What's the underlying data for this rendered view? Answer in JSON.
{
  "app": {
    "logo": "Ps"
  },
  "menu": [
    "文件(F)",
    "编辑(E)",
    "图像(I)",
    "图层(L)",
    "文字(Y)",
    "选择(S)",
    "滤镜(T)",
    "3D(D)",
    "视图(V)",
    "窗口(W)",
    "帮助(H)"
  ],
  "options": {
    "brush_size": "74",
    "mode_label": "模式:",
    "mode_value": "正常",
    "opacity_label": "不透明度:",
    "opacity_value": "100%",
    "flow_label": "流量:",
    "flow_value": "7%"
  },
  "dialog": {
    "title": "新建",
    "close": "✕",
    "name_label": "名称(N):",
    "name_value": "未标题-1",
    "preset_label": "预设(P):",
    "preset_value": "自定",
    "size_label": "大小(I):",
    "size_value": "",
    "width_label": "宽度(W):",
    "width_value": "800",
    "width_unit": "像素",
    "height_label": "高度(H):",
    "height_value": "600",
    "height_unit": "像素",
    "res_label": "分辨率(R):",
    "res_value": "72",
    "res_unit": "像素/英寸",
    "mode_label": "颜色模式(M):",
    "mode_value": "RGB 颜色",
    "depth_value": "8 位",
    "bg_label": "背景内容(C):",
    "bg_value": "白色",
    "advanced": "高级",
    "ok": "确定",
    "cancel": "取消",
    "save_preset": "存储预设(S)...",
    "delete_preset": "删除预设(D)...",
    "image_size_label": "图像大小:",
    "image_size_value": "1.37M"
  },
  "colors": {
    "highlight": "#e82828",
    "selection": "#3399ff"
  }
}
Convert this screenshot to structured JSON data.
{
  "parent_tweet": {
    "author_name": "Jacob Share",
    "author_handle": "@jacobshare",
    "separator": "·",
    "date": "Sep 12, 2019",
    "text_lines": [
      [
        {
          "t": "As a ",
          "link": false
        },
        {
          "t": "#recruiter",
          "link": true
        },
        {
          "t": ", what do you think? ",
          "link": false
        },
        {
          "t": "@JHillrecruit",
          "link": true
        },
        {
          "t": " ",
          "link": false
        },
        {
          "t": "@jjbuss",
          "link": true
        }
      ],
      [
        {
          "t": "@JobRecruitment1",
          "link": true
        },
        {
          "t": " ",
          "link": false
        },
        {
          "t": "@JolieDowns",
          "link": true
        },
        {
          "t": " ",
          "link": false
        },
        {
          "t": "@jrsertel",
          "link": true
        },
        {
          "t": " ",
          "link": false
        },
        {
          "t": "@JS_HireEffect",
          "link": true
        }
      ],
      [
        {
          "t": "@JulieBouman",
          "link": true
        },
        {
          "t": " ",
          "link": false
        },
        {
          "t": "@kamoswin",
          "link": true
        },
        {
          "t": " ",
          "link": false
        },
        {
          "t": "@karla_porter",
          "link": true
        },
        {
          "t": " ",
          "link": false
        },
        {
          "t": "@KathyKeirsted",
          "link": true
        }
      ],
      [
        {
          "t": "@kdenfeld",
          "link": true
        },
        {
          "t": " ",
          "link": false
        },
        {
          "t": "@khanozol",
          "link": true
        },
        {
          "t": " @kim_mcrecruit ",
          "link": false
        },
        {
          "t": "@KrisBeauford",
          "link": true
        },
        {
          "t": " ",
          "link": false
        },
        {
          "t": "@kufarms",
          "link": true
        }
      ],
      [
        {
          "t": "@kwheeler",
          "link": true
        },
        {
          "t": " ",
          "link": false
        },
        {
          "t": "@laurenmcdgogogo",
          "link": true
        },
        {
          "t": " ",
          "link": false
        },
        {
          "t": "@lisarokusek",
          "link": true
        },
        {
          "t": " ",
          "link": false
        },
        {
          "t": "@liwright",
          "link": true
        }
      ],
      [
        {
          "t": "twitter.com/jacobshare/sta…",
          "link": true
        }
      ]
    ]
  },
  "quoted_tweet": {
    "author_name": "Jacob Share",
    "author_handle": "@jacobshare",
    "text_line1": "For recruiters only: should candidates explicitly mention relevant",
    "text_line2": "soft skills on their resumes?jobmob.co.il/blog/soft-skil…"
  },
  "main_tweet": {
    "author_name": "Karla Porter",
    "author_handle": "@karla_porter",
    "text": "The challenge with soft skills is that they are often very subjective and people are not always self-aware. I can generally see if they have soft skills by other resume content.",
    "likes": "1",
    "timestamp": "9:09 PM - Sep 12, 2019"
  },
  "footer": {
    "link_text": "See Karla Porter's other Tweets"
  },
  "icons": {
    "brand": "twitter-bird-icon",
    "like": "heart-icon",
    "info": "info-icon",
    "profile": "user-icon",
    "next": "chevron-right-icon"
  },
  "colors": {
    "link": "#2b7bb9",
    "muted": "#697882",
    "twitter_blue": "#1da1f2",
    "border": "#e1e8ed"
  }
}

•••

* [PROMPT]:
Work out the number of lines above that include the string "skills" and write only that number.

* [SOLVED EXERCISE]:
2